Despite the fact that I use Sonar a lot, I still find little goodies I had completely overlooked — such as a way to browse synth patches for soft synths loaded into Sonar, and do searches based on certain strings of words and/or numbers. Here's how.
To browse patches, right-click on the title bar of the MIDI track associated with the soft synth you want to browse, and choose Track Properties. This shows the input, output, channel, and other characteristics of the track, including the selected Bank and Patch. If more than one Bank is available, you can use the Bank's drop-down menu to select a new bank for browsing, and once within the bank you can browse patches using the Patch drop-down menu.
If you don't have a specific patch in mind, but want to see all patches whose name includes the word 'Bass', 'Piano', or whatever, you're covered there too. Click on the little Search icon (folder with magnifying glass) to the right of the Bank and Patch fields to call up the Patch Browser window. If you type 'brass', for example, you'll see a list of all patches in all banks that include the word 'brass'. Click on the desired patch and it will load into your synth.
This is a useful feature, but it underscores the importance of proper patch naming. 'Galactic swirl' may sound evocative, but you're better off sticking in at least one key word, such as 'Galactic swirl pad'. And if you develop patches for use with specific projects or artists, include some sort of consistent identification so that you can easily find the patches used with those projects (for example, 'SexyWorld Strings').

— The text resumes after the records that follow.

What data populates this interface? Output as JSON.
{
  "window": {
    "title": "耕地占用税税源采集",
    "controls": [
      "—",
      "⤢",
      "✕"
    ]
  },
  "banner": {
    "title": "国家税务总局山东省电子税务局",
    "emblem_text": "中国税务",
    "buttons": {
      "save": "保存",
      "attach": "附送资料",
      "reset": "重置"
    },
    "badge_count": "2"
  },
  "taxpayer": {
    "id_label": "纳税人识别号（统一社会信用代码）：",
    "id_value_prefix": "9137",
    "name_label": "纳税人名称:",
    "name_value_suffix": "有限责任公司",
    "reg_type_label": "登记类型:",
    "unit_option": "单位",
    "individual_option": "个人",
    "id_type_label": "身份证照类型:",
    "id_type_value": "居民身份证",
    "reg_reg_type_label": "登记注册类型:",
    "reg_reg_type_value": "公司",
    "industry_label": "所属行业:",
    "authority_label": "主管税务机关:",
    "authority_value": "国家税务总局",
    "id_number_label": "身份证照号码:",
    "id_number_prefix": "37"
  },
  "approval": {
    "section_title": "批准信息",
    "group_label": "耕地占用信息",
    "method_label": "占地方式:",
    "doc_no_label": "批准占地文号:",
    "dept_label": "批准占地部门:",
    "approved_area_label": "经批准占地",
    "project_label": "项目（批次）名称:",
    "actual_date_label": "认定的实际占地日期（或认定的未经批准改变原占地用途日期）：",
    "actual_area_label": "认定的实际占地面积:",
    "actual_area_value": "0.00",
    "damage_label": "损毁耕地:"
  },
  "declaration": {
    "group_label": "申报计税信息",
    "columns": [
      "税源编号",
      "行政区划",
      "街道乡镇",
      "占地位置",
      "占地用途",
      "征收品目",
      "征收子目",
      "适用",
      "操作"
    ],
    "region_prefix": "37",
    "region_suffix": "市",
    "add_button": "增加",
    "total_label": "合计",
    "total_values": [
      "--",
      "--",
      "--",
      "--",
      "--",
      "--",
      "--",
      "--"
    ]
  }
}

Make the Track view your main window, and show the Inspector (type 'I' if it's not already visible). When you need to make adjustments to a particular track, click on the track number, then make your edits in the Inspector channel strip. Parameters can be automated and edited, just as in the Console view. This mixing method is particularly useful if you're making a lot of fine tweaks while jumping among tracks, because (unlike the Track view) it makes it easy to see everything related to a particular channel without having to change the track's height. And (unlike the Console view) the channel you want to work on is visually distinguished from the other channels.
Note that the Inspector is highly configurable. You can show/hide some EQ, all EQ, no sends, two sends, four sends (if there are more than four, you can scroll to see the others), and so on.